[Problem details]:
The output must be the data, printed exactly as written.

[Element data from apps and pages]
◇ ◇ ◇ ◇ ◇
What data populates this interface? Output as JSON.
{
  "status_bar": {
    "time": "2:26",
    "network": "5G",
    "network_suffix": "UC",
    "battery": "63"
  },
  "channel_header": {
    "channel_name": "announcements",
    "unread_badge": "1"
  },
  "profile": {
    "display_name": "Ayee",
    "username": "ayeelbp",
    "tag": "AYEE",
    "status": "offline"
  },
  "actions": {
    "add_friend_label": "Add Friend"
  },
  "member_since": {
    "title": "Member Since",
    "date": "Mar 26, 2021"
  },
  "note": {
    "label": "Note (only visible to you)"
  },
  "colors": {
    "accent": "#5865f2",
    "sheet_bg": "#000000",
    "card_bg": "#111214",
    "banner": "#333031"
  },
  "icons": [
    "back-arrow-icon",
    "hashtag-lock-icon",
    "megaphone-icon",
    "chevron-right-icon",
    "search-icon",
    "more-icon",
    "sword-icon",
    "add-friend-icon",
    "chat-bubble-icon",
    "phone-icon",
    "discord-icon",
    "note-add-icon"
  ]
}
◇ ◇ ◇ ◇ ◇
[Problem solution]:
What data populates this interface? Output as JSON.
{
  "status_bar": {
    "time": "2:26",
    "network": "5G",
    "network_suffix": "UC",
    "battery": "63"
  },
  "channel_header": {
    "channel_name": "announcements",
    "unread_badge": "1"
  },
  "profile": {
    "display_name": "Ayee",
    "username": "ayeelbp",
    "tag": "AYEE",
    "status": "offline"
  },
  "actions": {
    "add_friend_label": "Add Friend"
  },
  "member_since": {
    "title": "Member Since",
    "date": "Mar 26, 2021"
  },
  "note": {
    "label": "Note (only visible to you)"
  },
  "colors": {
    "accent": "#5865f2",
    "sheet_bg": "#000000",
    "card_bg": "#111214",
    "banner": "#333031"
  },
  "icons": [
    "back-arrow-icon",
    "hashtag-lock-icon",
    "megaphone-icon",
    "chevron-right-icon",
    "search-icon",
    "more-icon",
    "sword-icon",
    "add-friend-icon",
    "chat-bubble-icon",
    "phone-icon",
    "discord-icon",
    "note-add-icon"
  ]
}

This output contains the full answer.